#### Your goal:
All of the entries, apart from their pictures, are to be copied verbatim.

*** Opening Supplied information ***

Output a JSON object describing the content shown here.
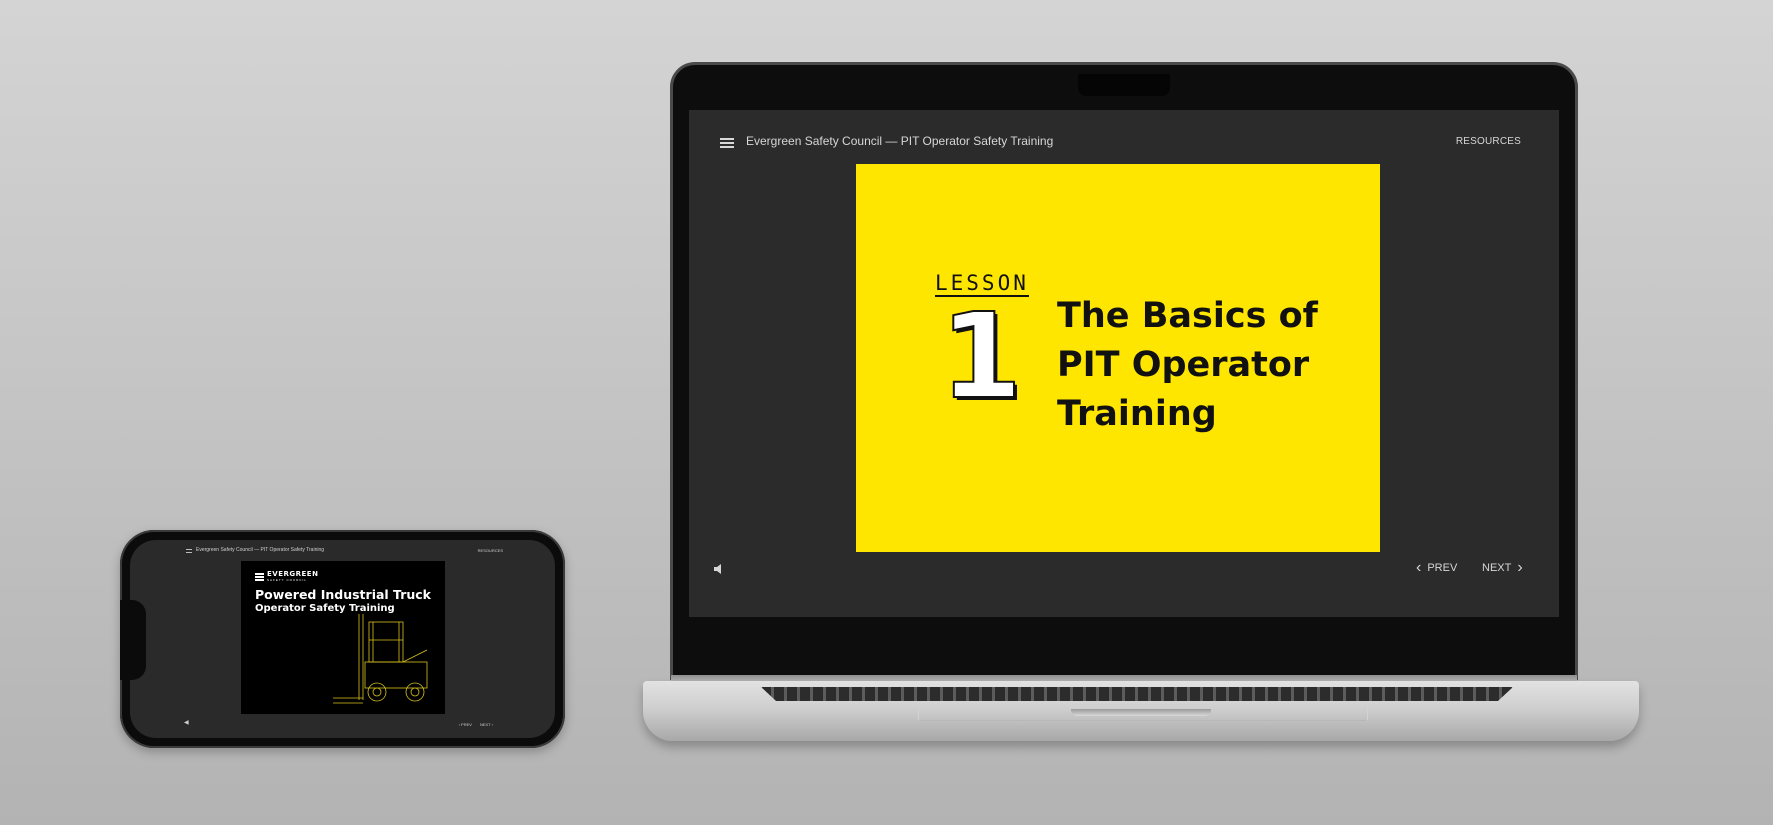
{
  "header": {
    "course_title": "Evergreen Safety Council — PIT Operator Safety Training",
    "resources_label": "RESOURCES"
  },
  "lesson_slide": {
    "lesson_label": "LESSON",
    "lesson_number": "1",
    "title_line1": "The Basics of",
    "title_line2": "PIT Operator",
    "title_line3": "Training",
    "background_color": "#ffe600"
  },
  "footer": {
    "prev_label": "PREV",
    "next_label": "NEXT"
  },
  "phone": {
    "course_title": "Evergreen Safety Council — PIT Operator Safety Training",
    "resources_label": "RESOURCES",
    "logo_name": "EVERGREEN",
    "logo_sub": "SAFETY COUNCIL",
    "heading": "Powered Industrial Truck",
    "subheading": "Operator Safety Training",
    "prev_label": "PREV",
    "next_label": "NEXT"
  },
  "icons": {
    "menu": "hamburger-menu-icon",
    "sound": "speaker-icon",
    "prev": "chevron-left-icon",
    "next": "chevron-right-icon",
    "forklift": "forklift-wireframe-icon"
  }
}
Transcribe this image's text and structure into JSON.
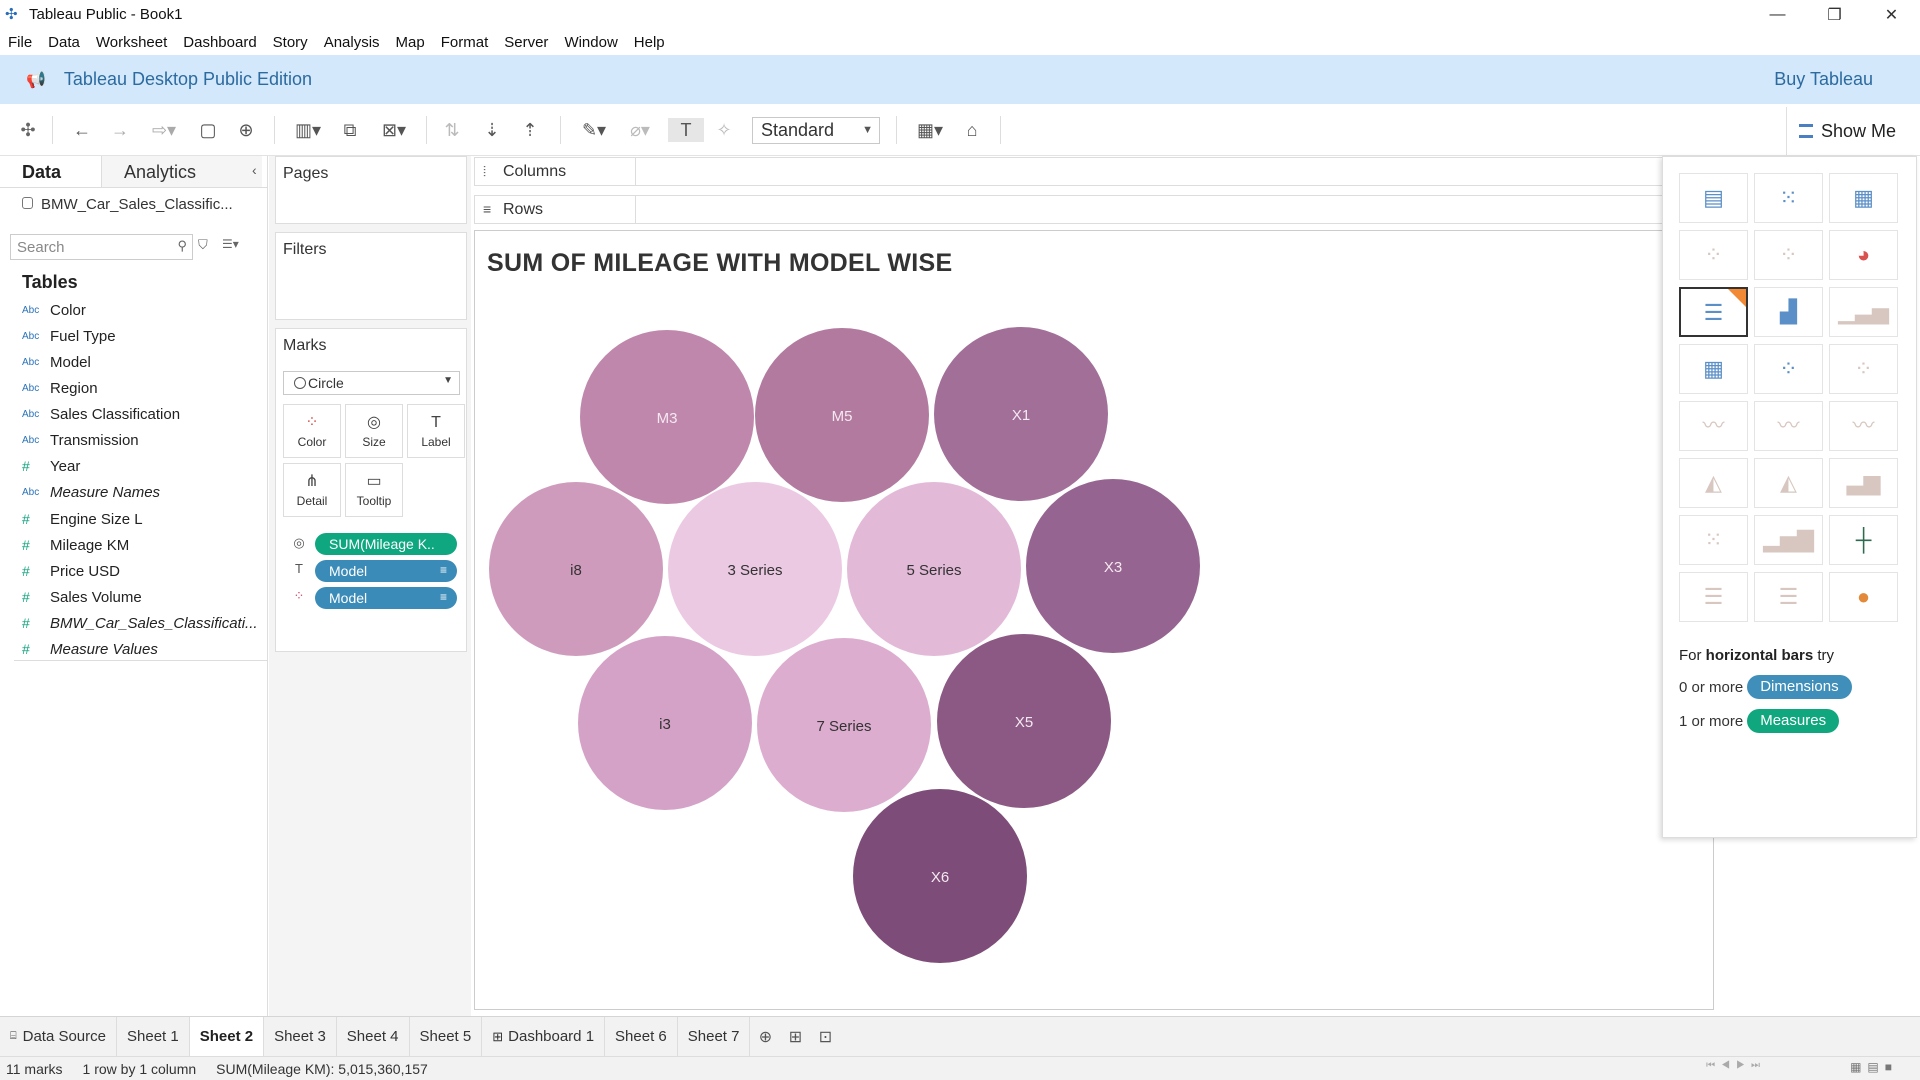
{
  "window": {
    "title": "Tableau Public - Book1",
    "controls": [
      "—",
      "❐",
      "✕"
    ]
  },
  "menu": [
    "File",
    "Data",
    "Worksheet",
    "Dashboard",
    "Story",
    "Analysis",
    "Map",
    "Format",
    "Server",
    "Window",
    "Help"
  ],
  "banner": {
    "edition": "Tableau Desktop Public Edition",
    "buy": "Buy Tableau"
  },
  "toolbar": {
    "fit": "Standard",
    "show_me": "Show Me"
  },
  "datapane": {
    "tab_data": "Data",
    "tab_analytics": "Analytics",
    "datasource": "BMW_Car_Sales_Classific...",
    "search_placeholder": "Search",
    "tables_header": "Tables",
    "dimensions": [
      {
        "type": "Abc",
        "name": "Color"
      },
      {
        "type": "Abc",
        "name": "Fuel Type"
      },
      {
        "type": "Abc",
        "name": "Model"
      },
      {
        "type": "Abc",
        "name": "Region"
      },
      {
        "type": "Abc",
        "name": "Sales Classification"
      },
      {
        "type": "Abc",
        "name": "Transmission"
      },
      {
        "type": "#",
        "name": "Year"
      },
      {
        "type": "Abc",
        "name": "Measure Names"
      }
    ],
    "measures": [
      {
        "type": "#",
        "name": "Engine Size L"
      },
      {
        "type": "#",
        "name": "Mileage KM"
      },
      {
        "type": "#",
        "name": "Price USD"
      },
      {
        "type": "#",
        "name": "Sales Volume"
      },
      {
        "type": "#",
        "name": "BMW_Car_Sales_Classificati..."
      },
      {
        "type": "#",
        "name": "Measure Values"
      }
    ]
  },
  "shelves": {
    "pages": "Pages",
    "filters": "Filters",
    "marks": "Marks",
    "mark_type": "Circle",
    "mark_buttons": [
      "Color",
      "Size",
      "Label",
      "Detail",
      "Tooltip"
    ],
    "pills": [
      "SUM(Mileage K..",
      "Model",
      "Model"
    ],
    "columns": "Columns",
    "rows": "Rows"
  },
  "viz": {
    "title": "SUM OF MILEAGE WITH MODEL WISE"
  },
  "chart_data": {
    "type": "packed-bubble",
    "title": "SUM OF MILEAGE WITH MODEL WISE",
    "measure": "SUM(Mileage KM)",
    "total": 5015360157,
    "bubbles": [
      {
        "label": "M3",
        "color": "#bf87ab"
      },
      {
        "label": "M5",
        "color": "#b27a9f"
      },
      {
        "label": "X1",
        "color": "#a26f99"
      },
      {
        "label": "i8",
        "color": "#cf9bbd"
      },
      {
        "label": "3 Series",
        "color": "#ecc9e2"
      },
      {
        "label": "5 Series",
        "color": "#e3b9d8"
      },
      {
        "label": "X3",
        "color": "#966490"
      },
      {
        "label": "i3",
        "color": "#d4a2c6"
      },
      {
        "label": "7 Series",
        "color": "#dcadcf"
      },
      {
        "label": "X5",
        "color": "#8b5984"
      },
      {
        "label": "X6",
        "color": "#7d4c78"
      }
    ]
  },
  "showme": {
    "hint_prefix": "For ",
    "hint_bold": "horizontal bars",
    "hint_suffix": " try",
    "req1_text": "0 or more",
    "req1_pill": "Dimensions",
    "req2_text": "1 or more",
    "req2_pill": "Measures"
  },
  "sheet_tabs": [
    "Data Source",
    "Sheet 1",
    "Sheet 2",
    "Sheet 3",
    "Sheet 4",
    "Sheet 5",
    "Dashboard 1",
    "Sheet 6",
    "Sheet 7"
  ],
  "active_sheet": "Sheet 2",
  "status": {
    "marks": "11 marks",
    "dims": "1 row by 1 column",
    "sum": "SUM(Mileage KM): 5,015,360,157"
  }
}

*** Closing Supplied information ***

#### Final answer:
Output a JSON object describing the content shown here.
{
  "header": {
    "course_title": "Evergreen Safety Council — PIT Operator Safety Training",
    "resources_label": "RESOURCES"
  },
  "lesson_slide": {
    "lesson_label": "LESSON",
    "lesson_number": "1",
    "title_line1": "The Basics of",
    "title_line2": "PIT Operator",
    "title_line3": "Training",
    "background_color": "#ffe600"
  },
  "footer": {
    "prev_label": "PREV",
    "next_label": "NEXT"
  },
  "phone": {
    "course_title": "Evergreen Safety Council — PIT Operator Safety Training",
    "resources_label": "RESOURCES",
    "logo_name": "EVERGREEN",
    "logo_sub": "SAFETY COUNCIL",
    "heading": "Powered Industrial Truck",
    "subheading": "Operator Safety Training",
    "prev_label": "PREV",
    "next_label": "NEXT"
  },
  "icons": {
    "menu": "hamburger-menu-icon",
    "sound": "speaker-icon",
    "prev": "chevron-left-icon",
    "next": "chevron-right-icon",
    "forklift": "forklift-wireframe-icon"
  }
}
Transcribe this image's text and structure into JSON.
{
  "window": {
    "title": "Tableau Public - Book1",
    "controls": [
      "—",
      "❐",
      "✕"
    ]
  },
  "menu": [
    "File",
    "Data",
    "Worksheet",
    "Dashboard",
    "Story",
    "Analysis",
    "Map",
    "Format",
    "Server",
    "Window",
    "Help"
  ],
  "banner": {
    "edition": "Tableau Desktop Public Edition",
    "buy": "Buy Tableau"
  },
  "toolbar": {
    "fit": "Standard",
    "show_me": "Show Me"
  },
  "datapane": {
    "tab_data": "Data",
    "tab_analytics": "Analytics",
    "datasource": "BMW_Car_Sales_Classific...",
    "search_placeholder": "Search",
    "tables_header": "Tables",
    "dimensions": [
      {
        "type": "Abc",
        "name": "Color"
      },
      {
        "type": "Abc",
        "name": "Fuel Type"
      },
      {
        "type": "Abc",
        "name": "Model"
      },
      {
        "type": "Abc",
        "name": "Region"
      },
      {
        "type": "Abc",
        "name": "Sales Classification"
      },
      {
        "type": "Abc",
        "name": "Transmission"
      },
      {
        "type": "#",
        "name": "Year"
      },
      {
        "type": "Abc",
        "name": "Measure Names"
      }
    ],
    "measures": [
      {
        "type": "#",
        "name": "Engine Size L"
      },
      {
        "type": "#",
        "name": "Mileage KM"
      },
      {
        "type": "#",
        "name": "Price USD"
      },
      {
        "type": "#",
        "name": "Sales Volume"
      },
      {
        "type": "#",
        "name": "BMW_Car_Sales_Classificati..."
      },
      {
        "type": "#",
        "name": "Measure Values"
      }
    ]
  },
  "shelves": {
    "pages": "Pages",
    "filters": "Filters",
    "marks": "Marks",
    "mark_type": "Circle",
    "mark_buttons": [
      "Color",
      "Size",
      "Label",
      "Detail",
      "Tooltip"
    ],
    "pills": [
      "SUM(Mileage K..",
      "Model",
      "Model"
    ],
    "columns": "Columns",
    "rows": "Rows"
  },
  "viz": {
    "title": "SUM OF MILEAGE WITH MODEL WISE"
  },
  "chart_data": {
    "type": "packed-bubble",
    "title": "SUM OF MILEAGE WITH MODEL WISE",
    "measure": "SUM(Mileage KM)",
    "total": 5015360157,
    "bubbles": [
      {
        "label": "M3",
        "color": "#bf87ab"
      },
      {
        "label": "M5",
        "color": "#b27a9f"
      },
      {
        "label": "X1",
        "color": "#a26f99"
      },
      {
        "label": "i8",
        "color": "#cf9bbd"
      },
      {
        "label": "3 Series",
        "color": "#ecc9e2"
      },
      {
        "label": "5 Series",
        "color": "#e3b9d8"
      },
      {
        "label": "X3",
        "color": "#966490"
      },
      {
        "label": "i3",
        "color": "#d4a2c6"
      },
      {
        "label": "7 Series",
        "color": "#dcadcf"
      },
      {
        "label": "X5",
        "color": "#8b5984"
      },
      {
        "label": "X6",
        "color": "#7d4c78"
      }
    ]
  },
  "showme": {
    "hint_prefix": "For ",
    "hint_bold": "horizontal bars",
    "hint_suffix": " try",
    "req1_text": "0 or more",
    "req1_pill": "Dimensions",
    "req2_text": "1 or more",
    "req2_pill": "Measures"
  },
  "sheet_tabs": [
    "Data Source",
    "Sheet 1",
    "Sheet 2",
    "Sheet 3",
    "Sheet 4",
    "Sheet 5",
    "Dashboard 1",
    "Sheet 6",
    "Sheet 7"
  ],
  "active_sheet": "Sheet 2",
  "status": {
    "marks": "11 marks",
    "dims": "1 row by 1 column",
    "sum": "SUM(Mileage KM): 5,015,360,157"
  }
}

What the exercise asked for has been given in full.